After several days of research and analysis, Bernbach pointed out that since being small was the biggest weakness of the Beetle, why not use the word “small” as a selling point? Bernbach’s innovative idea would revolutionize the advertising industry.
Several days later, a Beetle advertisement appeared in the media. In an almost self-deprecating tone, the ad exposed the disadvantages of the Beetle, pointing out the car’s small size and ugly shape. At the end of the ad was a short section espousing the benefits of being small: easy parking, low insurance costs, and low maintenance costs.
This distinctive advertisement immediately caught people’s attention and resonated with Americans. As a result, the Beetle grew in popularity almost overnight. It gradually became one of the most well-loved cars in America.
Sometimes, exposing your weaknesses may be the key to how to turn weaknesses into strengths. A disadvantage, on one hand, may turn out to be an advantage on the other.
The weakness of sharks
Some meat-eating sharks can be extremely aggressive, and few people are able to escape this stealthy predator once it has them in its sight.
A marine biologist has studied sharks for many years. While others are swimming away from sharks, this biologist is swimming toward them. Though he regularly comes in close contact with them, strangely enough, sharks don’t seem to mind him. So what’s his secret?
“Sharks are not scary, actually. The scary thing is that when you see a shark, you get scared first,” the biologist said.

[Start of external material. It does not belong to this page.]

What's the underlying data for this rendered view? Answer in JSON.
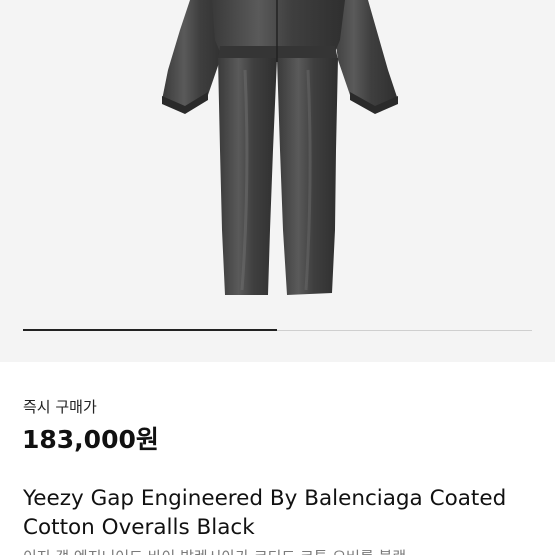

When a person encounters a shark, they become frightened, and their heartbeat accelerates. It turns out that it is the fast-beating heart that attracts the shark’s attention, enabling it to find its prey from the induction wave of the fast-beating heart in the water.
If you keep calm and collected in front of the shark, then it will pose no threat to you. Even if it accidentally touches your body, it will not attack, but will instead immediately swim away from you to find its prey. Conversely, if you tremble in fear, scream in surprise, and speed up your heartbeat, then you are potentially in their sights.
By understanding the weakness of sharks, you can use it to your advantage. If you can keep a calm heart and remain unmoved in the face of danger, you may find that danger passes you by.
It seems that sometimes it is you yourself who traps you.